Given the distance between now and the last half-decent Oasis album in living memory, it's something of a shock to revisit "Definitely Maybe" and recall that, once upon a time, they could have been contenders, perhaps even were. There's at least one part of genius in the way this record united just about every disparate popular music lover behind the Gallagher cause, how it wrapped up style, swagger and substance into one big, frothy, nudge-wink delight. Nearly eight years after the fact the flimsiness of what has followed has possibly made it sound even greater with the passage of time. Add a stomping horn section to "Rock 'N' Roll Star" and you've essentially got The Rolling Stones circa "Exile On Main St", "Columbia" is an astonishing display of front, bravado and monster riffing, and songs such as "Live Forever", "Supersonic" and "Slide Away" (a template for almost everything attempted by The Verve) just keep getting better. Of course, the production's still lousy, and the lyrics rarely rise above nursery rhyme standard, but "Definitely Maybe" is as close to unsullied perfection as Oasis have ever been, and, very probably, will ever be.

OASIS (What’s The Story) Morning Glory? (Big Brother) 

Oasis’ second is not without the occasional audacious flourish, for example the few stray bars of “Wonderwall” that open the album, or the untitled fragments of future b-side “The Swamp Song” that pepper the tracklist. But really, how desperate for a unifying voice we must have been as a nation back in the mid-90s to install the Glitter stomp of “Hello” and “Roll With It”’s unambitious boogie in one in every four households.
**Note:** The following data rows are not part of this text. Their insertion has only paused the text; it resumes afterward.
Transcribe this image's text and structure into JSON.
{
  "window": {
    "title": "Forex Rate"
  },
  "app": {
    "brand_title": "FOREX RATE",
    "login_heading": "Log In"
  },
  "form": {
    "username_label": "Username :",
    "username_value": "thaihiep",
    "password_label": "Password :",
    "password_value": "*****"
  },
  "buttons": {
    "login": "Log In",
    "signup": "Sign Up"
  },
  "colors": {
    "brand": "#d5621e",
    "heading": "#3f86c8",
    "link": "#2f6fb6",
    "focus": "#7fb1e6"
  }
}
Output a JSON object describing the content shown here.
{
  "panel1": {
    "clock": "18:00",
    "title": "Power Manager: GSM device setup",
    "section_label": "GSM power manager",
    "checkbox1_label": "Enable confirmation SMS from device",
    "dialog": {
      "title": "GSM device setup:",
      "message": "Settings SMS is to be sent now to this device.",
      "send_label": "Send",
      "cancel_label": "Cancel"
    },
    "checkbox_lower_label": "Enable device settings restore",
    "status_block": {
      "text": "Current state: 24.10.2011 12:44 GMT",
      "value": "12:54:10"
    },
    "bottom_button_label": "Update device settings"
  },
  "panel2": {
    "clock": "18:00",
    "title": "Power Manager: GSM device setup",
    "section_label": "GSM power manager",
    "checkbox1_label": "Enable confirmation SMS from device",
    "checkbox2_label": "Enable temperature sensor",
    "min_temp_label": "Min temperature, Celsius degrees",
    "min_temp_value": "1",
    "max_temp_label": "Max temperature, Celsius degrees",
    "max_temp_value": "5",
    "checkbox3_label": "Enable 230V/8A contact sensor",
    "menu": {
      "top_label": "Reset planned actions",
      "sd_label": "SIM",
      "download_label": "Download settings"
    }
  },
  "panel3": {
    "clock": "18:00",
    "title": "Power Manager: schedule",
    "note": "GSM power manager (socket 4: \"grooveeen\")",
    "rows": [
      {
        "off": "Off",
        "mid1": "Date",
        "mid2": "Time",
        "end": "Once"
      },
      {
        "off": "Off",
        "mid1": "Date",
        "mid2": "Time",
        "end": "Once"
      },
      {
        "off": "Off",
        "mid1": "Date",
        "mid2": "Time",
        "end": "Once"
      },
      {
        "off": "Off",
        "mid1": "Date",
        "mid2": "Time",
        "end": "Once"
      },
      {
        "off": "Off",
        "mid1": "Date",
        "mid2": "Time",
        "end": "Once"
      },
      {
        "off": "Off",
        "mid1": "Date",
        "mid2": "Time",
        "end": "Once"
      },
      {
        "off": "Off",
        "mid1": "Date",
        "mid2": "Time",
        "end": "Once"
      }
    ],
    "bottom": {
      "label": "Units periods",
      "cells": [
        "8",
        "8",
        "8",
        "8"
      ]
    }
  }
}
Even I would admit, however, that there’s some great music here. Apart from Liam’s bleating, “Wonderwall” is unimprovablely lovely, even if I couldn’t put my finger on exactly why. Equally nonsensical it may be, but as a “Hey Jude”-styled exercise in rock classicism “Don’t Look Back In Anger” is faultless. There’s some good music here too: “Cast No Shadow”, “dedicated to the genius of Richard Ashcroft” according to the credits, would sound lumpen on “Urban Hymns” but here its slide guitar and strings demonstrate what giant steps Oasis were taking barely 18 months into their recording career. Unfortunately, the remainder is undemanding, lowest-common-denominator sludge that reaches its nadir with the charmless “She’s Electric”.

Reissued on vinyl alongside the rest of Oasis’ studio discography, thereby potentially at least deflating the north-of-crazy prices original pressings fetch on eBay, “(What’s The Story) Morning Glory?” sounds no better than I remembered it, despite this short-sided double album being pressed on “super heavyweight” vinyl. Borderline acceptable at best – mainly during the album’s few quiet moments – “Morning Glory” and “Champagne Supernova” seem like nothing more than sculpted distortion, and not in a good way. Still, at least the original’s triple gatefold sleeve – sort of a Soho riposte to the Beastie Boys’ “Paul’s Boutique” cover – has been retained, as has vinyl-only bonus track “Bonehead’s Bank Holiday”, a song that’s every bit as intellectually stimulating as its title suggests. The reissue also packs new sleevenotes by Hamish MacBain, whoever he was.